Supplied data below:

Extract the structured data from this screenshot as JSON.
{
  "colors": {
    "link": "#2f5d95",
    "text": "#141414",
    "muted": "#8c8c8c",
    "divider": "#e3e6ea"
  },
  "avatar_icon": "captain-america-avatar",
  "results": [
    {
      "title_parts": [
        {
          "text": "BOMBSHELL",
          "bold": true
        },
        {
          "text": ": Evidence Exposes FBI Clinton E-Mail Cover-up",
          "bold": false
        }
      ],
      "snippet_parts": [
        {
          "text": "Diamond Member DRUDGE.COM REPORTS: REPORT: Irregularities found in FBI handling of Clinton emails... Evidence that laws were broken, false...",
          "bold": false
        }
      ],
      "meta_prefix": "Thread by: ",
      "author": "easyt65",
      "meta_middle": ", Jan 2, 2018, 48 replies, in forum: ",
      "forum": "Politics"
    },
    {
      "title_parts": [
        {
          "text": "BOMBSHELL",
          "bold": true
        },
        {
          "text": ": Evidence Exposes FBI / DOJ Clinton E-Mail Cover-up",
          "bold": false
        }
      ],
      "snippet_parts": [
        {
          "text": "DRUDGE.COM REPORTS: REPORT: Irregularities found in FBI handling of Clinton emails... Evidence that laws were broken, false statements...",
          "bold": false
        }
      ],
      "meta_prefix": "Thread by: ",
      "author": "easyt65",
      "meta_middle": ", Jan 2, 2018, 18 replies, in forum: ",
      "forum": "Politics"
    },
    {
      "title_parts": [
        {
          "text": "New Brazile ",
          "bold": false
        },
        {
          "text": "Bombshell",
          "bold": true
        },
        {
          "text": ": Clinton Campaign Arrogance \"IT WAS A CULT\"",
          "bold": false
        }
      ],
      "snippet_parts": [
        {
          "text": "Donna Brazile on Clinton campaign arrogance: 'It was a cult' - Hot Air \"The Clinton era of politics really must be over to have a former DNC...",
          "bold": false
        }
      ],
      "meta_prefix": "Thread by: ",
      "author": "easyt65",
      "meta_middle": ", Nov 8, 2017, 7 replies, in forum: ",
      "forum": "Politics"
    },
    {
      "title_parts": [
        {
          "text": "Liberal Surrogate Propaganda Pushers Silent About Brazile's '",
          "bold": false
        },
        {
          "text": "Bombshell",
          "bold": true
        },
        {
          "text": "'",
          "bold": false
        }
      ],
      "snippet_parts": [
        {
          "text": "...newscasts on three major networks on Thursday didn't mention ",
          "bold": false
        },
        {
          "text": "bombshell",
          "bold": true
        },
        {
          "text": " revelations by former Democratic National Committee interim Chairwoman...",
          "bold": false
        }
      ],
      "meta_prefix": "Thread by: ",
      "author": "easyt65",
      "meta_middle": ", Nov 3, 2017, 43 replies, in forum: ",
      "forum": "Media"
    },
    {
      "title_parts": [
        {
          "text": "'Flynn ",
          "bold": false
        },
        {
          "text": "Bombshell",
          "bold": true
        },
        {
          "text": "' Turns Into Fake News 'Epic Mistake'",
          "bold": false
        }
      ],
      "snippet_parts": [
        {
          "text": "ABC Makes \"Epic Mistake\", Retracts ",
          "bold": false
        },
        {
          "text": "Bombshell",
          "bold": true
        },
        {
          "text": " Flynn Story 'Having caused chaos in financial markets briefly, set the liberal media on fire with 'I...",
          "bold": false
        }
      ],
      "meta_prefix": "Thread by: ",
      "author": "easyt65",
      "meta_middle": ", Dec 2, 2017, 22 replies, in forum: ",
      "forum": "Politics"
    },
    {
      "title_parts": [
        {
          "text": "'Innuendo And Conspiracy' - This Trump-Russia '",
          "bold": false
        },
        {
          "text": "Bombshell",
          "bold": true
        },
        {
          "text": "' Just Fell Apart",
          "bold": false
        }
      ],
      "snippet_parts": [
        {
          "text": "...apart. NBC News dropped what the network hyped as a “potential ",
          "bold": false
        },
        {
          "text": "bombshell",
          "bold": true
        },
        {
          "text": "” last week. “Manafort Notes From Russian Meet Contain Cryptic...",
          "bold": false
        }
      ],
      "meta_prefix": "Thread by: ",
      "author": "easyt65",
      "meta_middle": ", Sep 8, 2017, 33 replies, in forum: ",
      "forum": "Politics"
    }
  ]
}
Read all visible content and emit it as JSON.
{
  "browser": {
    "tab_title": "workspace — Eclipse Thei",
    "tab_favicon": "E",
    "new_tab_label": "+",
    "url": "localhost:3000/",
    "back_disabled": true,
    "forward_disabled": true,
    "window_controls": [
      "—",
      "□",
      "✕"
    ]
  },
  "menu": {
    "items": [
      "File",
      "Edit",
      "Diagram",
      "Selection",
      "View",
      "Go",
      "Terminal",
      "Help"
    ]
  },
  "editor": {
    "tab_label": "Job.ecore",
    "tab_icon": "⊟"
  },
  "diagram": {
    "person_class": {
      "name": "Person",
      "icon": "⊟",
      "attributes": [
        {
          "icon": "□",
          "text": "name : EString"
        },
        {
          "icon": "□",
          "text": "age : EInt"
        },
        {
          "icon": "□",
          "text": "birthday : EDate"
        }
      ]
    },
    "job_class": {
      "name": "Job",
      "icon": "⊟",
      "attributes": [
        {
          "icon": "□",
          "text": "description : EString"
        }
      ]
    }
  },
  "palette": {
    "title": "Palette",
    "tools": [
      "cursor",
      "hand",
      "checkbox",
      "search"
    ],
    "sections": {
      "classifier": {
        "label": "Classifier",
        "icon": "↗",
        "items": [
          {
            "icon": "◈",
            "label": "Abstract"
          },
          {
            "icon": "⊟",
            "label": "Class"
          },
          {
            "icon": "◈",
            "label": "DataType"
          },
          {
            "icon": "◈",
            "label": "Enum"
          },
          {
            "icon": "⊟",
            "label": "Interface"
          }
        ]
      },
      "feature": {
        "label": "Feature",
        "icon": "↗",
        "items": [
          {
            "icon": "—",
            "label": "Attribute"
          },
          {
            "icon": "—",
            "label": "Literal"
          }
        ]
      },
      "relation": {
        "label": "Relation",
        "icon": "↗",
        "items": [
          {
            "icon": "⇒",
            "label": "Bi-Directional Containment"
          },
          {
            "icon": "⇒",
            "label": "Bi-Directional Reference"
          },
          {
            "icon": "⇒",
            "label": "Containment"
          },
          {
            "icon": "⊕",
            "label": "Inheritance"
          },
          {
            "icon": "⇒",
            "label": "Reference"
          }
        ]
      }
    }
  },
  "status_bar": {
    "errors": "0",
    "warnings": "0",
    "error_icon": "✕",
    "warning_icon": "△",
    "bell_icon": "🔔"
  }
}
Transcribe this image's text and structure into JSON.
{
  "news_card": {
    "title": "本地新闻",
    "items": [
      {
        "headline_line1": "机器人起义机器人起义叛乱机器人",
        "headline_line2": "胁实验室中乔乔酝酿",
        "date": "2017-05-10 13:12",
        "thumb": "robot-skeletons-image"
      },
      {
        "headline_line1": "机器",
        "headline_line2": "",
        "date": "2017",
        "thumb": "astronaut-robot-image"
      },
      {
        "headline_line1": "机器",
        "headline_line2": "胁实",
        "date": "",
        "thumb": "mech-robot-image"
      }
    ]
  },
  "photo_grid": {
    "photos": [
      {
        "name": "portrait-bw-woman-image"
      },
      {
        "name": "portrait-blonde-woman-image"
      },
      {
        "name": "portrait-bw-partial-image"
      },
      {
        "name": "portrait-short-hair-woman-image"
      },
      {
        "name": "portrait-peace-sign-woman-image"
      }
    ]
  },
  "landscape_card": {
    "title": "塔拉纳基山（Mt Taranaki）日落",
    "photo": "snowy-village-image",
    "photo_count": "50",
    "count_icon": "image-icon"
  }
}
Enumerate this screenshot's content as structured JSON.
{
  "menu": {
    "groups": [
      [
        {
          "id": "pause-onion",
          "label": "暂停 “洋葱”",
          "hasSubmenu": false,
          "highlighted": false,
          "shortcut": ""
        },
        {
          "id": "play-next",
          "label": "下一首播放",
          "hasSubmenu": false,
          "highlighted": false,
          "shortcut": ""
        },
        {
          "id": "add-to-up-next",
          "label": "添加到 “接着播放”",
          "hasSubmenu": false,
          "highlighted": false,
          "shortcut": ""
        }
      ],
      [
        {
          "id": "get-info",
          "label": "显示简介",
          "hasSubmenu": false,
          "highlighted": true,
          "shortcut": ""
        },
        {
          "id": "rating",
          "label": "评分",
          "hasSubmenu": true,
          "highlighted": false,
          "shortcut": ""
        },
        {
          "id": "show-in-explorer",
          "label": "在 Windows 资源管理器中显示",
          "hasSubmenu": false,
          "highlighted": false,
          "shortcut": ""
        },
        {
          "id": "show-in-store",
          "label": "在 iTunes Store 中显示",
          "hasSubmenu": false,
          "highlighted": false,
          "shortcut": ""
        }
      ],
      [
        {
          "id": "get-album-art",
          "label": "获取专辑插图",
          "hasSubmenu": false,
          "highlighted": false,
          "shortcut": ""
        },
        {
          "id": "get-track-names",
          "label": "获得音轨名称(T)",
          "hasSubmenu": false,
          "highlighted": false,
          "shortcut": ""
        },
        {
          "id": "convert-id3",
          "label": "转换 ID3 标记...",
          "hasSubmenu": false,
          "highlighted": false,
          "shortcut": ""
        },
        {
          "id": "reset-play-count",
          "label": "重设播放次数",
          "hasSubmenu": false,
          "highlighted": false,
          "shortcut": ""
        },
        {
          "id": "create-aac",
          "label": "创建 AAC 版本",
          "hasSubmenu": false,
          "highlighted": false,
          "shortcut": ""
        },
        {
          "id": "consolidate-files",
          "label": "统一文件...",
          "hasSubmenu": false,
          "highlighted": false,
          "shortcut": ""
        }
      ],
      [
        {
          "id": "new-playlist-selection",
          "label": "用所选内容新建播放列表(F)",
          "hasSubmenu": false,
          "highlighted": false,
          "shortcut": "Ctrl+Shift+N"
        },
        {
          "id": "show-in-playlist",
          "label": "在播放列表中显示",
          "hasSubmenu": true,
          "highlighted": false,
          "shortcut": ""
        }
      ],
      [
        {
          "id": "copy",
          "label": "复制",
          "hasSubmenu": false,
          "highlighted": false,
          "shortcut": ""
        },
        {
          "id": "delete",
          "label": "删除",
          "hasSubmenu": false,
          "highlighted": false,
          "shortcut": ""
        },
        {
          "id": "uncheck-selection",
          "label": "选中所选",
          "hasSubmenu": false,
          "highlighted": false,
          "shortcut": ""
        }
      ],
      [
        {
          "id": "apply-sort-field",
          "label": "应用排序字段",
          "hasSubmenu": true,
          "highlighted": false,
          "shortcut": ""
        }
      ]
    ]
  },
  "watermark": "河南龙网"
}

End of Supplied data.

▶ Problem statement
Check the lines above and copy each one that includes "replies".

▶ Your response
      "meta_middle": ", Jan 2, 2018, 48 replies, in forum: ",
      "meta_middle": ", Jan 2, 2018, 18 replies, in forum: ",
      "meta_middle": ", Nov 8, 2017, 7 replies, in forum: ",
      "meta_middle": ", Nov 3, 2017, 43 replies, in forum: ",
      "meta_middle": ", Dec 2, 2017, 22 replies, in forum: ",
      "meta_middle": ", Sep 8, 2017, 33 replies, in forum: ",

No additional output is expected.